INFORMATION SUPPLIED: Begin
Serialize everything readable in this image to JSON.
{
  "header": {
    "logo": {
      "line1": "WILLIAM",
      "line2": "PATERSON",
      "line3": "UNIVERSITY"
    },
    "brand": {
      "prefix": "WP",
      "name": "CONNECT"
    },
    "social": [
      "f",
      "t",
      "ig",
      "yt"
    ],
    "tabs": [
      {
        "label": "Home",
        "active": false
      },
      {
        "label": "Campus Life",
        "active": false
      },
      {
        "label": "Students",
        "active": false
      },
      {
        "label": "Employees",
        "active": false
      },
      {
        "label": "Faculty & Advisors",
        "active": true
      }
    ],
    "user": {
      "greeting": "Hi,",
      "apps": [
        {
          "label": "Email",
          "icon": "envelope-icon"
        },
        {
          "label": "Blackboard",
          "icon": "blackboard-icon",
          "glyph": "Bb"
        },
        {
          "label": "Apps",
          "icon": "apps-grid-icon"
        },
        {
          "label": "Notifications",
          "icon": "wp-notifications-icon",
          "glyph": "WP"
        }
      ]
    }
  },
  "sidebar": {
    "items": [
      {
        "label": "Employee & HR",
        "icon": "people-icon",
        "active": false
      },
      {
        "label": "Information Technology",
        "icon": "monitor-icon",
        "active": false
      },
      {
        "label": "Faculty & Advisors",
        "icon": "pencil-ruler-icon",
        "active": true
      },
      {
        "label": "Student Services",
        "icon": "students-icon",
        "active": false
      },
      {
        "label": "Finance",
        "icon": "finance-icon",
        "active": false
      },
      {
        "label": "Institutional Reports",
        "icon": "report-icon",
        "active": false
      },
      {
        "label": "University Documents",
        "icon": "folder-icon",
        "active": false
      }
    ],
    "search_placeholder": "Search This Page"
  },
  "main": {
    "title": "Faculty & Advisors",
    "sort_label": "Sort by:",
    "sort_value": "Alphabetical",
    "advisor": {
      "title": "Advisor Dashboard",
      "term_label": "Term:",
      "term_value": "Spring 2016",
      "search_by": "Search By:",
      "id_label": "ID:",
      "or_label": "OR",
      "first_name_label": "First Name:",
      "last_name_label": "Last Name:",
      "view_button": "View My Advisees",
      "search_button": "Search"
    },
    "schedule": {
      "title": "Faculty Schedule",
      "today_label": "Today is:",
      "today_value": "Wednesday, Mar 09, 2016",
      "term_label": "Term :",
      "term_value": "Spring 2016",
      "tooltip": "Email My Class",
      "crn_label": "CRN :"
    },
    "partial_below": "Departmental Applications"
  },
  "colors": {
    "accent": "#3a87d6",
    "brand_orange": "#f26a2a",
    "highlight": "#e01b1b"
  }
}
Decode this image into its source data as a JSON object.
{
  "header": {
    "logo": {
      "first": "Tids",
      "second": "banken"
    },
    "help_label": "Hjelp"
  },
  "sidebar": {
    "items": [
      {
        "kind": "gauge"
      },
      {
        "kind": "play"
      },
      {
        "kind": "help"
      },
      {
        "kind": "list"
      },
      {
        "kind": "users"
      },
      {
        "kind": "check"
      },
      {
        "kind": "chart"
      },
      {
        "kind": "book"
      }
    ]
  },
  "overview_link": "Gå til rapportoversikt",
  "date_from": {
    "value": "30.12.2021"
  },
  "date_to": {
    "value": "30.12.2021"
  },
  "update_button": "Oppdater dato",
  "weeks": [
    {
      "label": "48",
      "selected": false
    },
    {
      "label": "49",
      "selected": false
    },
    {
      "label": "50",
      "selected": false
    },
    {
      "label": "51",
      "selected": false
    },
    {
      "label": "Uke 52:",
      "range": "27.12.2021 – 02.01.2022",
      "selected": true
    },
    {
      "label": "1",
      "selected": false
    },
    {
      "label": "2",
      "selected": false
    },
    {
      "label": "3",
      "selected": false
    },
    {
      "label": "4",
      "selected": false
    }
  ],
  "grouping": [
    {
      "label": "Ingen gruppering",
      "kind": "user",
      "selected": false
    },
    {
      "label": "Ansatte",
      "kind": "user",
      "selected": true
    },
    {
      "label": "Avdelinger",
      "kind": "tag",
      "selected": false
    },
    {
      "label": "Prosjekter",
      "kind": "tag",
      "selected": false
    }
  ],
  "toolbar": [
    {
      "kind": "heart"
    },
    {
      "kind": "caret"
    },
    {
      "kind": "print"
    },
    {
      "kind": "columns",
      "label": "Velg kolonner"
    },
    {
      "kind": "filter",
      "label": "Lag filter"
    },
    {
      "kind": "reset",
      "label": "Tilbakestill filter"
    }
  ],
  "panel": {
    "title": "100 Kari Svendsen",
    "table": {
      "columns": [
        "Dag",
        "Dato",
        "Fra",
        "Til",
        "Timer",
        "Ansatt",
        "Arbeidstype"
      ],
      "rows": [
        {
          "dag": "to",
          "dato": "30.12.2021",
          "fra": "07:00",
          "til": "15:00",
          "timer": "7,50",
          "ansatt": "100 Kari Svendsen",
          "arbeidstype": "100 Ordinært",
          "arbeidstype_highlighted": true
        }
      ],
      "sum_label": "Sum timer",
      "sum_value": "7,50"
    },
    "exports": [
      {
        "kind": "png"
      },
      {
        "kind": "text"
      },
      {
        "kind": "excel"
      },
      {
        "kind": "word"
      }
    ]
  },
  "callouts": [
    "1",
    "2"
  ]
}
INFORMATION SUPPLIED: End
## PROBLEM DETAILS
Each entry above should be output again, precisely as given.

## RESPONSE TO THIS TASK
Serialize everything readable in this image to JSON.
{
  "header": {
    "logo": {
      "line1": "WILLIAM",
      "line2": "PATERSON",
      "line3": "UNIVERSITY"
    },
    "brand": {
      "prefix": "WP",
      "name": "CONNECT"
    },
    "social": [
      "f",
      "t",
      "ig",
      "yt"
    ],
    "tabs": [
      {
        "label": "Home",
        "active": false
      },
      {
        "label": "Campus Life",
        "active": false
      },
      {
        "label": "Students",
        "active": false
      },
      {
        "label": "Employees",
        "active": false
      },
      {
        "label": "Faculty & Advisors",
        "active": true
      }
    ],
    "user": {
      "greeting": "Hi,",
      "apps": [
        {
          "label": "Email",
          "icon": "envelope-icon"
        },
        {
          "label": "Blackboard",
          "icon": "blackboard-icon",
          "glyph": "Bb"
        },
        {
          "label": "Apps",
          "icon": "apps-grid-icon"
        },
        {
          "label": "Notifications",
          "icon": "wp-notifications-icon",
          "glyph": "WP"
        }
      ]
    }
  },
  "sidebar": {
    "items": [
      {
        "label": "Employee & HR",
        "icon": "people-icon",
        "active": false
      },
      {
        "label": "Information Technology",
        "icon": "monitor-icon",
        "active": false
      },
      {
        "label": "Faculty & Advisors",
        "icon": "pencil-ruler-icon",
        "active": true
      },
      {
        "label": "Student Services",
        "icon": "students-icon",
        "active": false
      },
      {
        "label": "Finance",
        "icon": "finance-icon",
        "active": false
      },
      {
        "label": "Institutional Reports",
        "icon": "report-icon",
        "active": false
      },
      {
        "label": "University Documents",
        "icon": "folder-icon",
        "active": false
      }
    ],
    "search_placeholder": "Search This Page"
  },
  "main": {
    "title": "Faculty & Advisors",
    "sort_label": "Sort by:",
    "sort_value": "Alphabetical",
    "advisor": {
      "title": "Advisor Dashboard",
      "term_label": "Term:",
      "term_value": "Spring 2016",
      "search_by": "Search By:",
      "id_label": "ID:",
      "or_label": "OR",
      "first_name_label": "First Name:",
      "last_name_label": "Last Name:",
      "view_button": "View My Advisees",
      "search_button": "Search"
    },
    "schedule": {
      "title": "Faculty Schedule",
      "today_label": "Today is:",
      "today_value": "Wednesday, Mar 09, 2016",
      "term_label": "Term :",
      "term_value": "Spring 2016",
      "tooltip": "Email My Class",
      "crn_label": "CRN :"
    },
    "partial_below": "Departmental Applications"
  },
  "colors": {
    "accent": "#3a87d6",
    "brand_orange": "#f26a2a",
    "highlight": "#e01b1b"
  }
}
Decode this image into its source data as a JSON object.
{
  "header": {
    "logo": {
      "first": "Tids",
      "second": "banken"
    },
    "help_label": "Hjelp"
  },
  "sidebar": {
    "items": [
      {
        "kind": "gauge"
      },
      {
        "kind": "play"
      },
      {
        "kind": "help"
      },
      {
        "kind": "list"
      },
      {
        "kind": "users"
      },
      {
        "kind": "check"
      },
      {
        "kind": "chart"
      },
      {
        "kind": "book"
      }
    ]
  },
  "overview_link": "Gå til rapportoversikt",
  "date_from": {
    "value": "30.12.2021"
  },
  "date_to": {
    "value": "30.12.2021"
  },
  "update_button": "Oppdater dato",
  "weeks": [
    {
      "label": "48",
      "selected": false
    },
    {
      "label": "49",
      "selected": false
    },
    {
      "label": "50",
      "selected": false
    },
    {
      "label": "51",
      "selected": false
    },
    {
      "label": "Uke 52:",
      "range": "27.12.2021 – 02.01.2022",
      "selected": true
    },
    {
      "label": "1",
      "selected": false
    },
    {
      "label": "2",
      "selected": false
    },
    {
      "label": "3",
      "selected": false
    },
    {
      "label": "4",
      "selected": false
    }
  ],
  "grouping": [
    {
      "label": "Ingen gruppering",
      "kind": "user",
      "selected": false
    },
    {
      "label": "Ansatte",
      "kind": "user",
      "selected": true
    },
    {
      "label": "Avdelinger",
      "kind": "tag",
      "selected": false
    },
    {
      "label": "Prosjekter",
      "kind": "tag",
      "selected": false
    }
  ],
  "toolbar": [
    {
      "kind": "heart"
    },
    {
      "kind": "caret"
    },
    {
      "kind": "print"
    },
    {
      "kind": "columns",
      "label": "Velg kolonner"
    },
    {
      "kind": "filter",
      "label": "Lag filter"
    },
    {
      "kind": "reset",
      "label": "Tilbakestill filter"
    }
  ],
  "panel": {
    "title": "100 Kari Svendsen",
    "table": {
      "columns": [
        "Dag",
        "Dato",
        "Fra",
        "Til",
        "Timer",
        "Ansatt",
        "Arbeidstype"
      ],
      "rows": [
        {
          "dag": "to",
          "dato": "30.12.2021",
          "fra": "07:00",
          "til": "15:00",
          "timer": "7,50",
          "ansatt": "100 Kari Svendsen",
          "arbeidstype": "100 Ordinært",
          "arbeidstype_highlighted": true
        }
      ],
      "sum_label": "Sum timer",
      "sum_value": "7,50"
    },
    "exports": [
      {
        "kind": "png"
      },
      {
        "kind": "text"
      },
      {
        "kind": "excel"
      },
      {
        "kind": "word"
      }
    ]
  },
  "callouts": [
    "1",
    "2"
  ]
}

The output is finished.